Internal parasites are in our environment; therefore, communicability to our pets is unavoidable. To protect our pets from the damage parasites can cause, we need to deworm regularly.
Dogs and cats can acquire many types of internal parasites. Some are species-specific, some are passed to different species, and some are zoonotic (transmissible to humans).
Children, elderly and immunocompromised people are at higher risk of damage by parasites travelling through the body. The most common parasites in our area are roundworms, hookworms, whipworms and tapeworms. Your veterinarian will recommend deworming your pet in 2-weeks to 6-week intervals. They will develop a deworming regime based on your pets age, and exposure.
For example, the cat who lives by itself and is 100% indoor will differ from the dog who is outside on trails or at the dog park daily. Some parasite eggs can lie dormant in our environment for up to a year, especially in our mild climate. Some parasite eggs are very sticky, and as the dog sniffs around, they parasites stick to the dog’s nose or paws. As the dog licks its nose and paws, they become infected.

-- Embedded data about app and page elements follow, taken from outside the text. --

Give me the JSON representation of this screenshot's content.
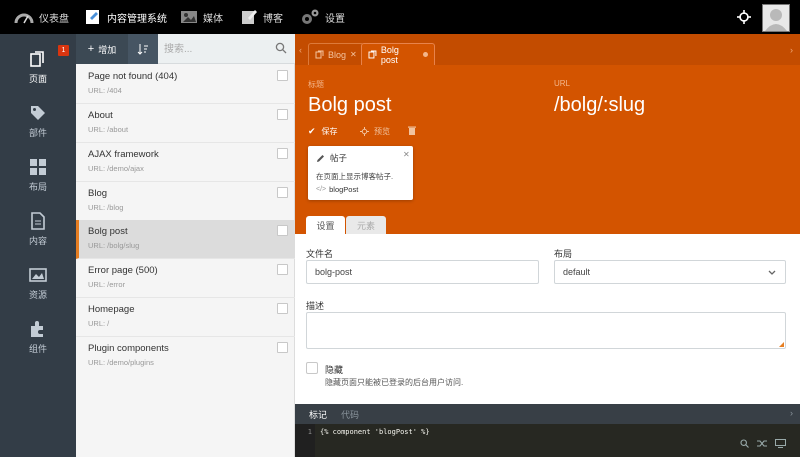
{
  "topbar": {
    "items": [
      {
        "label": "仪表盘",
        "icon": "dashboard-icon"
      },
      {
        "label": "内容管理系统",
        "icon": "cms-icon"
      },
      {
        "label": "媒体",
        "icon": "media-icon"
      },
      {
        "label": "博客",
        "icon": "blog-icon"
      },
      {
        "label": "设置",
        "icon": "settings-icon"
      }
    ]
  },
  "sidenav": {
    "items": [
      {
        "label": "页面",
        "icon": "pages-icon"
      },
      {
        "label": "部件",
        "icon": "partials-icon"
      },
      {
        "label": "布局",
        "icon": "layouts-icon"
      },
      {
        "label": "内容",
        "icon": "content-icon"
      },
      {
        "label": "资源",
        "icon": "assets-icon"
      },
      {
        "label": "组件",
        "icon": "components-icon"
      }
    ],
    "badge": "1"
  },
  "list": {
    "add_label": "增加",
    "search_placeholder": "搜索...",
    "items": [
      {
        "title": "Page not found (404)",
        "url": "URL: /404"
      },
      {
        "title": "About",
        "url": "URL: /about"
      },
      {
        "title": "AJAX framework",
        "url": "URL: /demo/ajax"
      },
      {
        "title": "Blog",
        "url": "URL: /blog"
      },
      {
        "title": "Bolg post",
        "url": "URL: /bolg/slug"
      },
      {
        "title": "Error page (500)",
        "url": "URL: /error"
      },
      {
        "title": "Homepage",
        "url": "URL: /"
      },
      {
        "title": "Plugin components",
        "url": "URL: /demo/plugins"
      }
    ]
  },
  "editor_tabs": {
    "inactive_label": "Blog",
    "active_label": "Bolg post"
  },
  "form": {
    "title_label": "标题",
    "title_value": "Bolg post",
    "url_label": "URL",
    "url_value": "/bolg/:slug",
    "save_label": "保存",
    "preview_label": "预览",
    "component": {
      "name": "帖子",
      "description": "在页面上显示博客帖子.",
      "alias": "blogPost"
    },
    "tab_settings": "设置",
    "tab_markup": "元素",
    "filename_label": "文件名",
    "filename_value": "bolg-post",
    "layout_label": "布局",
    "layout_value": "default",
    "description_label": "描述",
    "hidden_label": "隐藏",
    "hidden_help": "隐藏页面只能被已登录的后台用户访问."
  },
  "code_editor": {
    "tab_markup": "标记",
    "tab_code": "代码",
    "line_number": "1",
    "code": "{% component 'blogPost' %}"
  },
  "colors": {
    "accent": "#d35400",
    "sidebar": "#333d47",
    "topbar": "#000000"
  }
}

Other forms of transmission include grooming each other, litter boxes, coprophagia (eating feces), eating rabbits/rodents, and ingestion of fleas (for tapeworms). Dewormer acts as a quick kill adulticide (which differs from flea treatments which are long-acting/residual). Dewormer kills the adult worms in the body at that time. However, the pet could become infected after that deworming treatment, which is why we need to keep on the regime set by your veterinarian. It’s important to check your pet’s stool once a year for parasite eggs. It should be part of your pet’s annual vet visit to ensure that the deworming regimen is working for their lifestyle.